Madrid: The leader of Spain's anti-austerity party on Sunday hailed a clear election victory by its Greek radical left-wing ally Syriza, saying it would free Greece from austerity politics which he said were dictated by Germany.
"The Greeks are going to have a true Greek president and not a delegate of German Chancellor Angela Merkel, (a president) who will put the interests of his country and his people first," Podemos leader Pablo Iglesias told Spanish private channel Sexta in an interview.
"We will work to support Syriza but we will also work in Spain, acknowledging that it is a different economic and political reality," said Iglesias, who visited Athens for Syriza leader Alexis Tsipras's final campaign meeting.

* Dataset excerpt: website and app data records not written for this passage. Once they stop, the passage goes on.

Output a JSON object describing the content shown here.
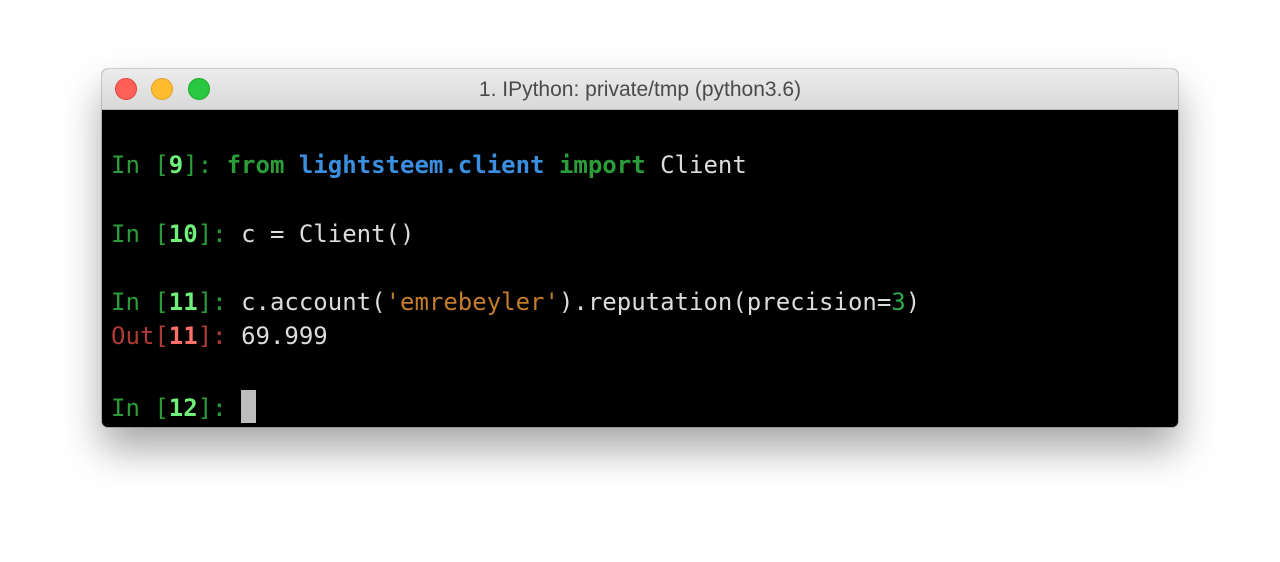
{
  "window": {
    "title": "1. IPython: private/tmp (python3.6)"
  },
  "terminal": {
    "lines": [
      {
        "prompt_label": "In [",
        "prompt_num": "9",
        "prompt_close": "]: ",
        "tokens": {
          "kw1": "from",
          "sp1": " ",
          "module": "lightsteem.client",
          "sp2": " ",
          "kw2": "import",
          "sp3": " ",
          "name": "Client"
        }
      },
      {
        "prompt_label": "In [",
        "prompt_num": "10",
        "prompt_close": "]: ",
        "code": "c = Client()"
      },
      {
        "prompt_label": "In [",
        "prompt_num": "11",
        "prompt_close": "]: ",
        "tokens": {
          "pre": "c.account(",
          "string": "'emrebeyler'",
          "mid": ").reputation(precision=",
          "number": "3",
          "post": ")"
        }
      },
      {
        "prompt_label": "Out[",
        "prompt_num": "11",
        "prompt_close": "]: ",
        "output": "69.999"
      },
      {
        "prompt_label": "In [",
        "prompt_num": "12",
        "prompt_close": "]: "
      }
    ]
  },
  "colors": {
    "prompt_in": "#2a9d3a",
    "prompt_in_number": "#6ff07a",
    "prompt_out": "#b23a36",
    "prompt_out_number": "#ff7068",
    "keyword": "#2a9d3a",
    "module": "#3b8fe0",
    "string": "#c27c2a",
    "number": "#2fa84f",
    "background": "#000000"
  }
}
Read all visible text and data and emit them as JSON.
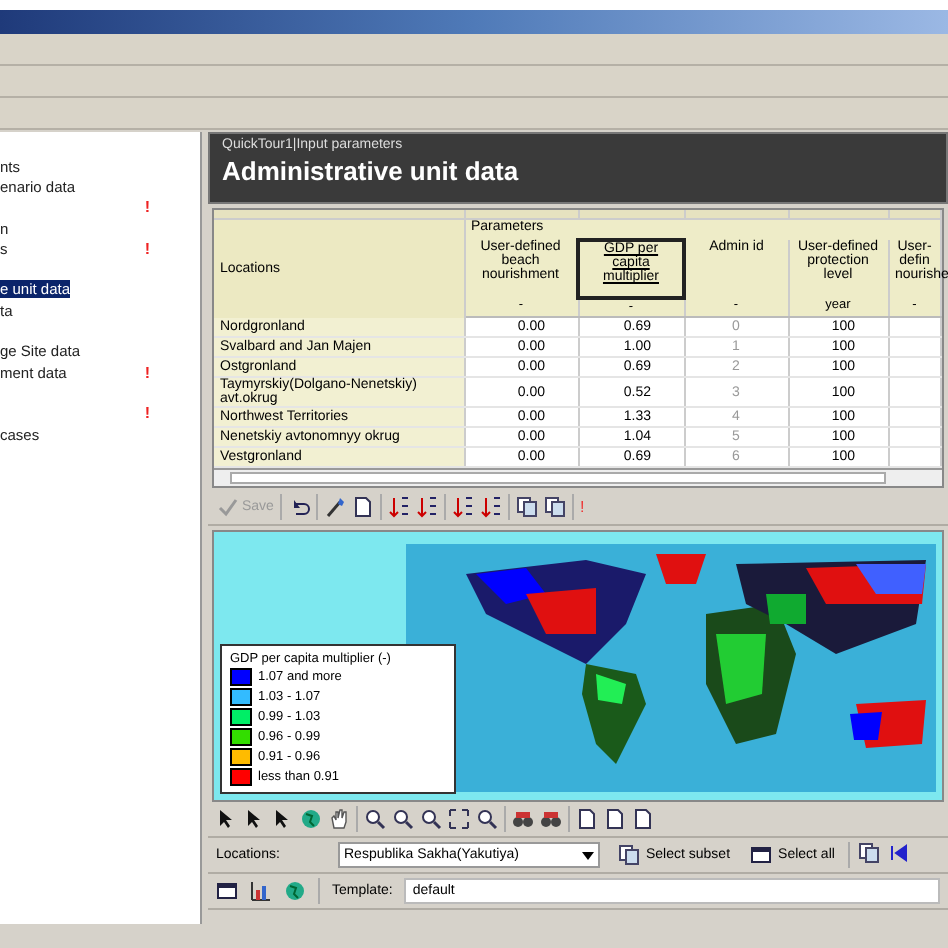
{
  "sidebar": {
    "items": [
      {
        "kind": "item",
        "label": "nts",
        "selected": false
      },
      {
        "kind": "item",
        "label": "enario data",
        "selected": false
      },
      {
        "kind": "flag",
        "flag": "!"
      },
      {
        "kind": "item",
        "label": "n",
        "selected": false
      },
      {
        "kind": "item",
        "label": "s",
        "selected": false,
        "flag": "!"
      },
      {
        "kind": "spacer"
      },
      {
        "kind": "item",
        "label": "e unit data",
        "selected": true
      },
      {
        "kind": "item",
        "label": "ta",
        "selected": false
      },
      {
        "kind": "spacer"
      },
      {
        "kind": "item",
        "label": "ge Site data",
        "selected": false
      },
      {
        "kind": "item",
        "label": "ment data",
        "selected": false,
        "flag": "!"
      },
      {
        "kind": "spacer"
      },
      {
        "kind": "flag",
        "flag": "!"
      },
      {
        "kind": "item",
        "label": "cases",
        "selected": false
      }
    ]
  },
  "panel": {
    "path": "QuickTour1|Input parameters",
    "title": "Administrative unit data"
  },
  "table": {
    "group": "Parameters",
    "location_header": "Locations",
    "columns": [
      {
        "label": "User-defined beach nourishment",
        "unit": "-",
        "selected": false
      },
      {
        "label": "GDP per capita multiplier",
        "unit": "-",
        "selected": true
      },
      {
        "label": "Admin id",
        "unit": "-",
        "selected": false
      },
      {
        "label": "User-defined protection level",
        "unit": "year",
        "selected": false
      },
      {
        "label": "User-defin nourishe",
        "unit": "-",
        "selected": false
      }
    ],
    "rows": [
      {
        "location": "Nordgronland",
        "values": [
          "0.00",
          "0.69",
          "0",
          "100"
        ]
      },
      {
        "location": "Svalbard and Jan Majen",
        "values": [
          "0.00",
          "1.00",
          "1",
          "100"
        ]
      },
      {
        "location": "Ostgronland",
        "values": [
          "0.00",
          "0.69",
          "2",
          "100"
        ]
      },
      {
        "location": "Taymyrskiy(Dolgano-Nenetskiy) avt.okrug",
        "values": [
          "0.00",
          "0.52",
          "3",
          "100"
        ]
      },
      {
        "location": "Northwest Territories",
        "values": [
          "0.00",
          "1.33",
          "4",
          "100"
        ]
      },
      {
        "location": "Nenetskiy avtonomnyy okrug",
        "values": [
          "0.00",
          "1.04",
          "5",
          "100"
        ]
      },
      {
        "location": "Vestgronland",
        "values": [
          "0.00",
          "0.69",
          "6",
          "100"
        ]
      }
    ]
  },
  "toolbar": {
    "save": {
      "label": "Save",
      "disabled": true
    },
    "warning": "!"
  },
  "legend": {
    "title": "GDP per capita multiplier (-)",
    "items": [
      {
        "label": "1.07 and more",
        "color": "#0000ff"
      },
      {
        "label": "1.03 - 1.07",
        "color": "#33bbff"
      },
      {
        "label": "0.99 - 1.03",
        "color": "#00ee66"
      },
      {
        "label": "0.96 - 0.99",
        "color": "#33dd00"
      },
      {
        "label": "0.91 - 0.96",
        "color": "#ffbb00"
      },
      {
        "label": "less than 0.91",
        "color": "#ff0000"
      }
    ]
  },
  "locations": {
    "label": "Locations:",
    "value": "Respublika Sakha(Yakutiya)",
    "buttons": [
      "Select subset",
      "Select all"
    ]
  },
  "template": {
    "label": "Template:",
    "value": "default"
  }
}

Stressing the relative importance of Spain's economy, the fourth biggest in the eurozone, he added: "We are not threatened by the Bundesbank (Germany's central bank) and 2015 will be the year of change."
With most of the votes counted, results showed Syriza won 149 seats in the 300-seat Greek parliament, just two short of an absolute majority.
Like Syriza, Podemos has found considerable popular support by rejecting austerity programmes adopted to try to lift the countries out of deep economic crisis.
"Hope is coming, fear is fleeing. Syriza, Podemos, we will win," Iglesias said earlier, shortly before exit polls were issued in Greece showing Syriza leading Sunday's vote.
"In Greece tonight, we are already hearing that. We are hoping we will hear the same thing in Spain soon," he told a gathering of about 8,000 party faithful in the eastern city of Valencia.
Greece's conservative New Democracy party of Prime Minister Antonis Samaras, the former party of government, was routed and reduced to around 76 seats.
Spain's conservative Prime Minister Mariano Rajoy earlier Sunday warned austerity-weary voters against the temptation to back Podemos in elections due this year.
He said that hard-won economic recovery must not be lost by a voter "leap in the dark".
"We can not bet our future and that of our children in a frivolous game of Russian roulette," Rajoy told a congress of his Popular Party in Madrid.